What is needed is an exact copy of the entries, with the pictures excluded.

Record set:

* * * * *

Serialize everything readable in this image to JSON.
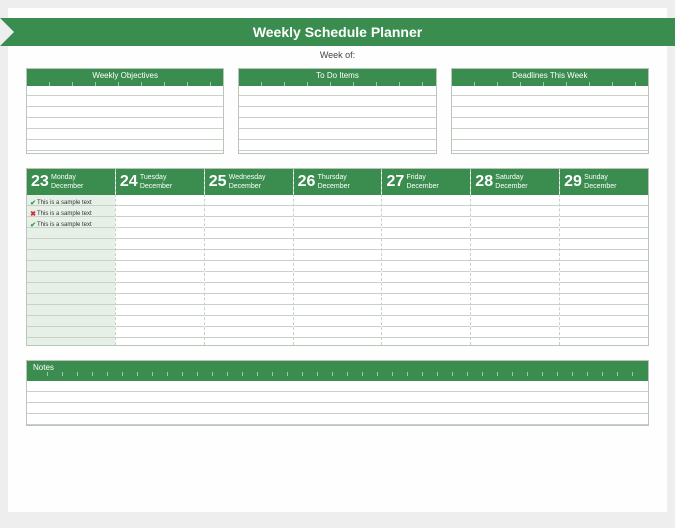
{
  "title": "Weekly Schedule Planner",
  "week_of_label": "Week of:",
  "cards": {
    "objectives": "Weekly Objectives",
    "todo": "To Do Items",
    "deadlines": "Deadlines This Week"
  },
  "days": [
    {
      "num": "23",
      "dow": "Monday",
      "month": "December"
    },
    {
      "num": "24",
      "dow": "Tuesday",
      "month": "December"
    },
    {
      "num": "25",
      "dow": "Wednesday",
      "month": "December"
    },
    {
      "num": "26",
      "dow": "Thursday",
      "month": "December"
    },
    {
      "num": "27",
      "dow": "Friday",
      "month": "December"
    },
    {
      "num": "28",
      "dow": "Saturday",
      "month": "December"
    },
    {
      "num": "29",
      "dow": "Sunday",
      "month": "December"
    }
  ],
  "entries": [
    {
      "icon": "check",
      "text": "This is a sample text"
    },
    {
      "icon": "cross",
      "text": "This is a sample text"
    },
    {
      "icon": "check",
      "text": "This is a sample text"
    }
  ],
  "notes_label": "Notes",
  "icons": {
    "check": "✔",
    "cross": "✖"
  }
}
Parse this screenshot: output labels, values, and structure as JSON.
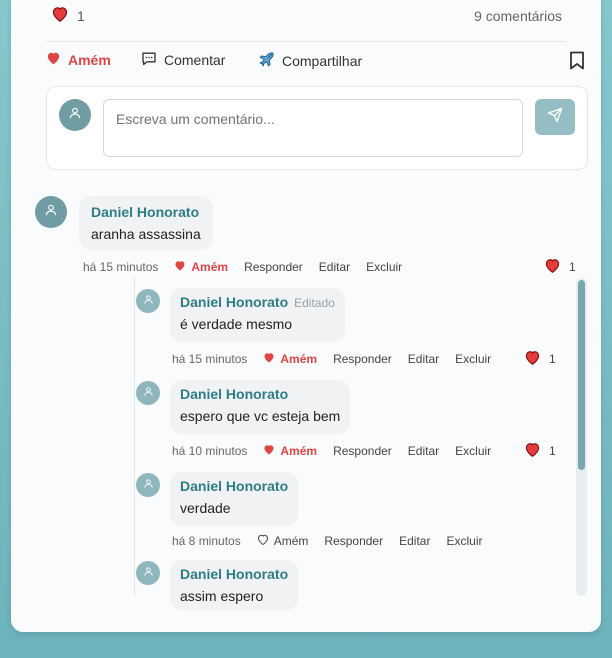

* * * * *

Written answer:
Serialize everything readable in this image to JSON.
{
  "title": "Weekly Schedule Planner",
  "week_of_label": "Week of:",
  "cards": {
    "objectives": "Weekly Objectives",
    "todo": "To Do Items",
    "deadlines": "Deadlines This Week"
  },
  "days": [
    {
      "num": "23",
      "dow": "Monday",
      "month": "December"
    },
    {
      "num": "24",
      "dow": "Tuesday",
      "month": "December"
    },
    {
      "num": "25",
      "dow": "Wednesday",
      "month": "December"
    },
    {
      "num": "26",
      "dow": "Thursday",
      "month": "December"
    },
    {
      "num": "27",
      "dow": "Friday",
      "month": "December"
    },
    {
      "num": "28",
      "dow": "Saturday",
      "month": "December"
    },
    {
      "num": "29",
      "dow": "Sunday",
      "month": "December"
    }
  ],
  "entries": [
    {
      "icon": "check",
      "text": "This is a sample text"
    },
    {
      "icon": "cross",
      "text": "This is a sample text"
    },
    {
      "icon": "check",
      "text": "This is a sample text"
    }
  ],
  "notes_label": "Notes",
  "icons": {
    "check": "✔",
    "cross": "✖"
  }
}
Parse this screenshot: output labels, values, and structure as JSON.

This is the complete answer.